*** DATA FOR THIS TASK Section Begins ***
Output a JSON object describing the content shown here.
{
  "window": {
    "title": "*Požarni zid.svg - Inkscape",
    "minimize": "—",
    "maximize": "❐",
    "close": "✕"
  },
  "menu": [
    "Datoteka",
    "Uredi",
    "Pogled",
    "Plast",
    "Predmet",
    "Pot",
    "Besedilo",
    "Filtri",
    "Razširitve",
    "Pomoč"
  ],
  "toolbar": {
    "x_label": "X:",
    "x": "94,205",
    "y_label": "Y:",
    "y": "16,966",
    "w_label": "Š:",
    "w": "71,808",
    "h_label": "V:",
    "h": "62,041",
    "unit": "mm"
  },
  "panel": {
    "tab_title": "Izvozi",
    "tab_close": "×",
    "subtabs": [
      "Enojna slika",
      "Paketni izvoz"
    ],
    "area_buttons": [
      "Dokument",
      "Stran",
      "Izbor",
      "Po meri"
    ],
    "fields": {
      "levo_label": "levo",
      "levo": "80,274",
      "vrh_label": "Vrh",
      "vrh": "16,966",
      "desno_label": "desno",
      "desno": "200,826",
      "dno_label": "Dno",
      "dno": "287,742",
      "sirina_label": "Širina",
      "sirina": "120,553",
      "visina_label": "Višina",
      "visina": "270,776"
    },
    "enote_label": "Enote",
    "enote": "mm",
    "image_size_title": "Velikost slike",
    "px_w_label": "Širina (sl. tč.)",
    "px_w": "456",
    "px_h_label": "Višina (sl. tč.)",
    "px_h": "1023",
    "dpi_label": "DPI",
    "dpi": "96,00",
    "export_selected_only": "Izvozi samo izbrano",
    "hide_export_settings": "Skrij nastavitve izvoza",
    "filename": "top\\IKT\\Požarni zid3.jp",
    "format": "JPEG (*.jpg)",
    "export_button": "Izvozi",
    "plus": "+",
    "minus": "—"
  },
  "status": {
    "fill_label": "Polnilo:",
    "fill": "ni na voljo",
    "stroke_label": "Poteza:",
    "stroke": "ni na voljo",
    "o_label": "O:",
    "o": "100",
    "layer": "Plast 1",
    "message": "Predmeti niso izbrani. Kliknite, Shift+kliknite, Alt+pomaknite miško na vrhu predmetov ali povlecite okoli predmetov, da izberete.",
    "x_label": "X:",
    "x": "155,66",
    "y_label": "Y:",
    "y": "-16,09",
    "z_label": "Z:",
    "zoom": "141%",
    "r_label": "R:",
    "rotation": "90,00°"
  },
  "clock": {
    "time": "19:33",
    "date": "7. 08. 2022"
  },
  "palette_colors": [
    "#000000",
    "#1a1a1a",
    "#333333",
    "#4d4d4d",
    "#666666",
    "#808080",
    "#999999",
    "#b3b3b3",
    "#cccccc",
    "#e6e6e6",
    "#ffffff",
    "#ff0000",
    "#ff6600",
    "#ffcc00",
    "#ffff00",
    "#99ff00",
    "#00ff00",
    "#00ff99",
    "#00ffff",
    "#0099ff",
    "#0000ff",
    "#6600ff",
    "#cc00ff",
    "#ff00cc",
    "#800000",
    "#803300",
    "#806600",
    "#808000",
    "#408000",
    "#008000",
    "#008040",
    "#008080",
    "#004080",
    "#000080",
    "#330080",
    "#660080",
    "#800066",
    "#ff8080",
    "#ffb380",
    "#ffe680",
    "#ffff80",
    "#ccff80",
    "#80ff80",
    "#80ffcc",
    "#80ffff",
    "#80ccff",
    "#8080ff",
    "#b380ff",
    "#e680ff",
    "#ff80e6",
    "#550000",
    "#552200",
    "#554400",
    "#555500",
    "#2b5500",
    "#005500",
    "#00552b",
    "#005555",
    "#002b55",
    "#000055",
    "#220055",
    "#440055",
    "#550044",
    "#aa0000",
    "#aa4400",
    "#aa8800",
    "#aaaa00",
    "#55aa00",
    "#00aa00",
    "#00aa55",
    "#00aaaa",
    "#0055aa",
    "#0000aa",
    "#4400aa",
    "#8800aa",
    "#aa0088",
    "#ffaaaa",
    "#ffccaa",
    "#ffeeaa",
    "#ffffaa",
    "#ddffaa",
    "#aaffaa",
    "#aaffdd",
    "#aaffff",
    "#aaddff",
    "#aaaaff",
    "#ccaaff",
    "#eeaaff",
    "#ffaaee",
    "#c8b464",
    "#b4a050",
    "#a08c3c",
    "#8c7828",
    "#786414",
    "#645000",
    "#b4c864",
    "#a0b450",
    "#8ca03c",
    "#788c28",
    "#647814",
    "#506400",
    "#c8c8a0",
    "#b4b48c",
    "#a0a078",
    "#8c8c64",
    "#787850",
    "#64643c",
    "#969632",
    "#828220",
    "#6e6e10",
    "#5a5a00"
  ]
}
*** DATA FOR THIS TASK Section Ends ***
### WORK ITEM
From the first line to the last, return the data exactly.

### FINISHED EXERCISE
Output a JSON object describing the content shown here.
{
  "window": {
    "title": "*Požarni zid.svg - Inkscape",
    "minimize": "—",
    "maximize": "❐",
    "close": "✕"
  },
  "menu": [
    "Datoteka",
    "Uredi",
    "Pogled",
    "Plast",
    "Predmet",
    "Pot",
    "Besedilo",
    "Filtri",
    "Razširitve",
    "Pomoč"
  ],
  "toolbar": {
    "x_label": "X:",
    "x": "94,205",
    "y_label": "Y:",
    "y": "16,966",
    "w_label": "Š:",
    "w": "71,808",
    "h_label": "V:",
    "h": "62,041",
    "unit": "mm"
  },
  "panel": {
    "tab_title": "Izvozi",
    "tab_close": "×",
    "subtabs": [
      "Enojna slika",
      "Paketni izvoz"
    ],
    "area_buttons": [
      "Dokument",
      "Stran",
      "Izbor",
      "Po meri"
    ],
    "fields": {
      "levo_label": "levo",
      "levo": "80,274",
      "vrh_label": "Vrh",
      "vrh": "16,966",
      "desno_label": "desno",
      "desno": "200,826",
      "dno_label": "Dno",
      "dno": "287,742",
      "sirina_label": "Širina",
      "sirina": "120,553",
      "visina_label": "Višina",
      "visina": "270,776"
    },
    "enote_label": "Enote",
    "enote": "mm",
    "image_size_title": "Velikost slike",
    "px_w_label": "Širina (sl. tč.)",
    "px_w": "456",
    "px_h_label": "Višina (sl. tč.)",
    "px_h": "1023",
    "dpi_label": "DPI",
    "dpi": "96,00",
    "export_selected_only": "Izvozi samo izbrano",
    "hide_export_settings": "Skrij nastavitve izvoza",
    "filename": "top\\IKT\\Požarni zid3.jp",
    "format": "JPEG (*.jpg)",
    "export_button": "Izvozi",
    "plus": "+",
    "minus": "—"
  },
  "status": {
    "fill_label": "Polnilo:",
    "fill": "ni na voljo",
    "stroke_label": "Poteza:",
    "stroke": "ni na voljo",
    "o_label": "O:",
    "o": "100",
    "layer": "Plast 1",
    "message": "Predmeti niso izbrani. Kliknite, Shift+kliknite, Alt+pomaknite miško na vrhu predmetov ali povlecite okoli predmetov, da izberete.",
    "x_label": "X:",
    "x": "155,66",
    "y_label": "Y:",
    "y": "-16,09",
    "z_label": "Z:",
    "zoom": "141%",
    "r_label": "R:",
    "rotation": "90,00°"
  },
  "clock": {
    "time": "19:33",
    "date": "7. 08. 2022"
  },
  "palette_colors": [
    "#000000",
    "#1a1a1a",
    "#333333",
    "#4d4d4d",
    "#666666",
    "#808080",
    "#999999",
    "#b3b3b3",
    "#cccccc",
    "#e6e6e6",
    "#ffffff",
    "#ff0000",
    "#ff6600",
    "#ffcc00",
    "#ffff00",
    "#99ff00",
    "#00ff00",
    "#00ff99",
    "#00ffff",
    "#0099ff",
    "#0000ff",
    "#6600ff",
    "#cc00ff",
    "#ff00cc",
    "#800000",
    "#803300",
    "#806600",
    "#808000",
    "#408000",
    "#008000",
    "#008040",
    "#008080",
    "#004080",
    "#000080",
    "#330080",
    "#660080",
    "#800066",
    "#ff8080",
    "#ffb380",
    "#ffe680",
    "#ffff80",
    "#ccff80",
    "#80ff80",
    "#80ffcc",
    "#80ffff",
    "#80ccff",
    "#8080ff",
    "#b380ff",
    "#e680ff",
    "#ff80e6",
    "#550000",
    "#552200",
    "#554400",
    "#555500",
    "#2b5500",
    "#005500",
    "#00552b",
    "#005555",
    "#002b55",
    "#000055",
    "#220055",
    "#440055",
    "#550044",
    "#aa0000",
    "#aa4400",
    "#aa8800",
    "#aaaa00",
    "#55aa00",
    "#00aa00",
    "#00aa55",
    "#00aaaa",
    "#0055aa",
    "#0000aa",
    "#4400aa",
    "#8800aa",
    "#aa0088",
    "#ffaaaa",
    "#ffccaa",
    "#ffeeaa",
    "#ffffaa",
    "#ddffaa",
    "#aaffaa",
    "#aaffdd",
    "#aaffff",
    "#aaddff",
    "#aaaaff",
    "#ccaaff",
    "#eeaaff",
    "#ffaaee",
    "#c8b464",
    "#b4a050",
    "#a08c3c",
    "#8c7828",
    "#786414",
    "#645000",
    "#b4c864",
    "#a0b450",
    "#8ca03c",
    "#788c28",
    "#647814",
    "#506400",
    "#c8c8a0",
    "#b4b48c",
    "#a0a078",
    "#8c8c64",
    "#787850",
    "#64643c",
    "#969632",
    "#828220",
    "#6e6e10",
    "#5a5a00"
  ]
}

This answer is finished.